Top of Given data

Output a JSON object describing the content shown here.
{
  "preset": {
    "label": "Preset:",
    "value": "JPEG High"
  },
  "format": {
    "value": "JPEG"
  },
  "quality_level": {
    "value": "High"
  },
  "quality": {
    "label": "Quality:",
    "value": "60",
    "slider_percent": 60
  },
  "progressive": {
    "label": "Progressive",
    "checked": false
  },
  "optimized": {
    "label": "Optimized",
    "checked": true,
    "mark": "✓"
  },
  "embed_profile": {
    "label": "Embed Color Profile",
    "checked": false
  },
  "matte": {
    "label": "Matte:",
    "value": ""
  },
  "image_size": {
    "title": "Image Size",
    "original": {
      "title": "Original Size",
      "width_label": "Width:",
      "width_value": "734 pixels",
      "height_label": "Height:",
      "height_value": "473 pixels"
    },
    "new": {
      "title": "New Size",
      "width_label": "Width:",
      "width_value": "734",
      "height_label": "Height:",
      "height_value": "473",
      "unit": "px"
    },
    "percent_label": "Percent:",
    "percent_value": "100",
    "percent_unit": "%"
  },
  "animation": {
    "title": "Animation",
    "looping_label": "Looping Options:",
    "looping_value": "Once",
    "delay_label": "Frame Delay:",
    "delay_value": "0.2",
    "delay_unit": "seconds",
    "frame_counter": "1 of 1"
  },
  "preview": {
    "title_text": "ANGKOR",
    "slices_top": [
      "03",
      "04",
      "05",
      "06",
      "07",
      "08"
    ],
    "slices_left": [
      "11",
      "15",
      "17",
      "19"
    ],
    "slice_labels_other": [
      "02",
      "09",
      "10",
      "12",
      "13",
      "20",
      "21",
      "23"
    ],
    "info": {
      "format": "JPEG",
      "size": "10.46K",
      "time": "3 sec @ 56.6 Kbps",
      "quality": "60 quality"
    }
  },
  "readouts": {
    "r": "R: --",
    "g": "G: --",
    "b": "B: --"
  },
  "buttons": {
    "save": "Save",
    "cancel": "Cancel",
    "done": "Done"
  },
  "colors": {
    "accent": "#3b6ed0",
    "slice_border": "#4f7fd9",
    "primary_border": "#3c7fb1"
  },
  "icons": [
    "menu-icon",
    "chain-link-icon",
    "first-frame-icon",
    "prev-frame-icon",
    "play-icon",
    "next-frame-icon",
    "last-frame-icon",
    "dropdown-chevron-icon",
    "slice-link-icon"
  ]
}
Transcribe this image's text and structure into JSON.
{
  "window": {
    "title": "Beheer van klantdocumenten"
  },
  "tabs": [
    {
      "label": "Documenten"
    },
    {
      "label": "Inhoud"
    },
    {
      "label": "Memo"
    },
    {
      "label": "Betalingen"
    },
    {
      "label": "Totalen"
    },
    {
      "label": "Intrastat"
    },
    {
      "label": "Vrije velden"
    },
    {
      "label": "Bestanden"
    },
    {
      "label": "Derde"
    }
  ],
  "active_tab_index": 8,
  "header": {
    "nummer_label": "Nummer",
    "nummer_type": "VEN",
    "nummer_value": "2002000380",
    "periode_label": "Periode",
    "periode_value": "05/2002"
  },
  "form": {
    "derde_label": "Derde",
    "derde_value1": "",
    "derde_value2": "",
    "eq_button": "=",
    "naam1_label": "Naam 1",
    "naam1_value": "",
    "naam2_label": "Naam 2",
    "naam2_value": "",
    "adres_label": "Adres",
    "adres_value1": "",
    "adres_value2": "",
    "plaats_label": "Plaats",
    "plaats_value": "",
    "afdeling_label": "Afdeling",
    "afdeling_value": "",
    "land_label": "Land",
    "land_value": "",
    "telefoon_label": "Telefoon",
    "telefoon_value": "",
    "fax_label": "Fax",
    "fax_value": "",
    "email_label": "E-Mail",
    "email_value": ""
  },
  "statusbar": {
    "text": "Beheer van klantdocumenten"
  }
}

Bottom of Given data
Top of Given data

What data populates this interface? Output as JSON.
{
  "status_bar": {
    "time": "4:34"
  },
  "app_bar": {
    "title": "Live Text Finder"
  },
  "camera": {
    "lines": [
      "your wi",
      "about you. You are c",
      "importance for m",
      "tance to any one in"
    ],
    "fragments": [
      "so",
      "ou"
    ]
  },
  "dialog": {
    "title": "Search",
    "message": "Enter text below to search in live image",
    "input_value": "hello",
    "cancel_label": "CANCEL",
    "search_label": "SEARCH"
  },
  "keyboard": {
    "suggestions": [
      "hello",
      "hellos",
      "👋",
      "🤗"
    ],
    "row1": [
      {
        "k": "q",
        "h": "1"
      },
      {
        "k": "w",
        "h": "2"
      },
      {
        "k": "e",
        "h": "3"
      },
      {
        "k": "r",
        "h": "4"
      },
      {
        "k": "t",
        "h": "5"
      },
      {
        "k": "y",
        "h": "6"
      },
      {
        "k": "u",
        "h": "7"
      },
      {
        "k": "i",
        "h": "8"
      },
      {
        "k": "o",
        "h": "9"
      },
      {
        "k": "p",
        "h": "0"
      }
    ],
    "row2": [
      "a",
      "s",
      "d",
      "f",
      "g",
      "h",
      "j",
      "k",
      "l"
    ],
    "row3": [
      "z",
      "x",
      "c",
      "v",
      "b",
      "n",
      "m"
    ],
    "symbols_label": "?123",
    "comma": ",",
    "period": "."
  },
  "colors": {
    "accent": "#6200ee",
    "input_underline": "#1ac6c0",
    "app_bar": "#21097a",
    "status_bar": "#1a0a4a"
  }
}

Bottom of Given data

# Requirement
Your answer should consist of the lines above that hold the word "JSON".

# Completed exercise
Output a JSON object describing the content shown here.
Transcribe this image's text and structure into JSON.
What data populates this interface? Output as JSON.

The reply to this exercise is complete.